- Opening Delimiter -

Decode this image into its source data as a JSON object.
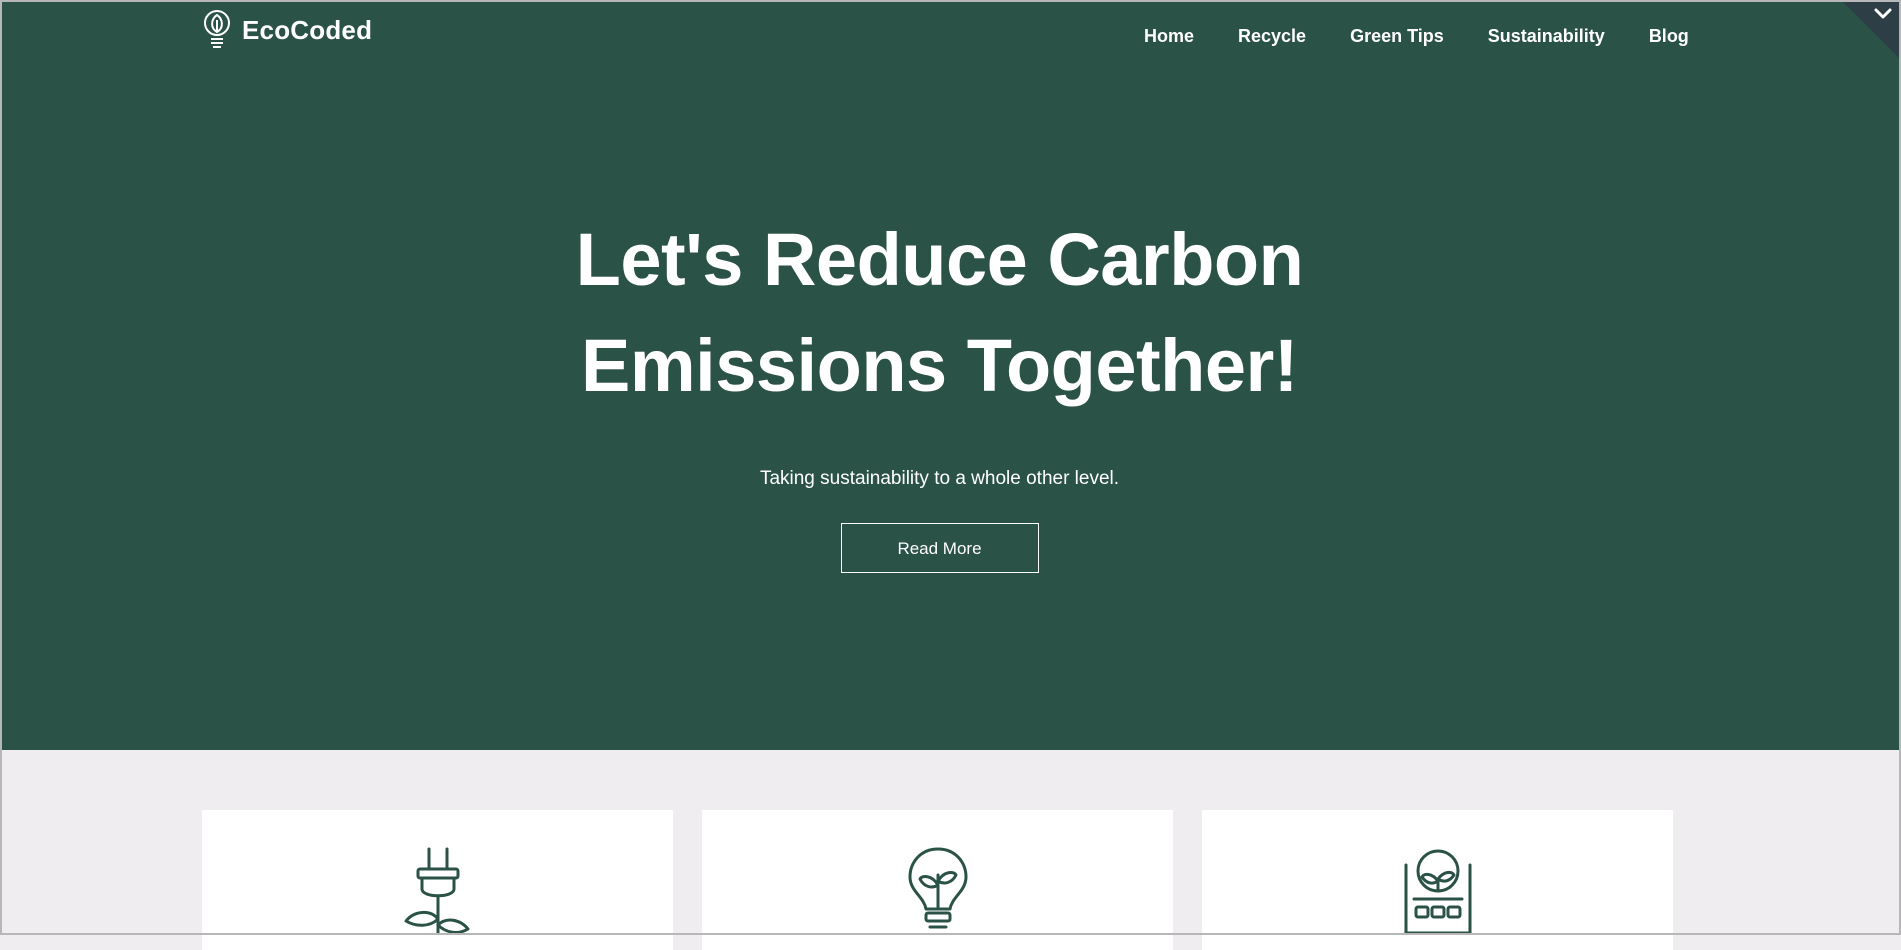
{
  "brand": {
    "name": "EcoCoded",
    "icon": "lightbulb-leaf-icon"
  },
  "nav": {
    "items": [
      {
        "label": "Home"
      },
      {
        "label": "Recycle"
      },
      {
        "label": "Green Tips"
      },
      {
        "label": "Sustainability"
      },
      {
        "label": "Blog"
      }
    ]
  },
  "hero": {
    "title_line1": "Let's Reduce Carbon",
    "title_line2": "Emissions Together!",
    "subtitle": "Taking sustainability to a whole other level.",
    "cta_label": "Read More"
  },
  "cards": [
    {
      "icon": "plug-plant-icon"
    },
    {
      "icon": "lightbulb-sprout-icon"
    },
    {
      "icon": "solar-panel-plant-icon"
    }
  ],
  "colors": {
    "hero_bg": "#2b5247",
    "page_bg": "#efedef",
    "card_bg": "#ffffff",
    "icon_stroke": "#2b5247",
    "text_light": "#ffffff"
  }
}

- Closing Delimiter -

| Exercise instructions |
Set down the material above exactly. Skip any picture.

| Output below |
Decode this image into its source data as a JSON object.
{
  "brand": {
    "name": "EcoCoded",
    "icon": "lightbulb-leaf-icon"
  },
  "nav": {
    "items": [
      {
        "label": "Home"
      },
      {
        "label": "Recycle"
      },
      {
        "label": "Green Tips"
      },
      {
        "label": "Sustainability"
      },
      {
        "label": "Blog"
      }
    ]
  },
  "hero": {
    "title_line1": "Let's Reduce Carbon",
    "title_line2": "Emissions Together!",
    "subtitle": "Taking sustainability to a whole other level.",
    "cta_label": "Read More"
  },
  "cards": [
    {
      "icon": "plug-plant-icon"
    },
    {
      "icon": "lightbulb-sprout-icon"
    },
    {
      "icon": "solar-panel-plant-icon"
    }
  ],
  "colors": {
    "hero_bg": "#2b5247",
    "page_bg": "#efedef",
    "card_bg": "#ffffff",
    "icon_stroke": "#2b5247",
    "text_light": "#ffffff"
  }
}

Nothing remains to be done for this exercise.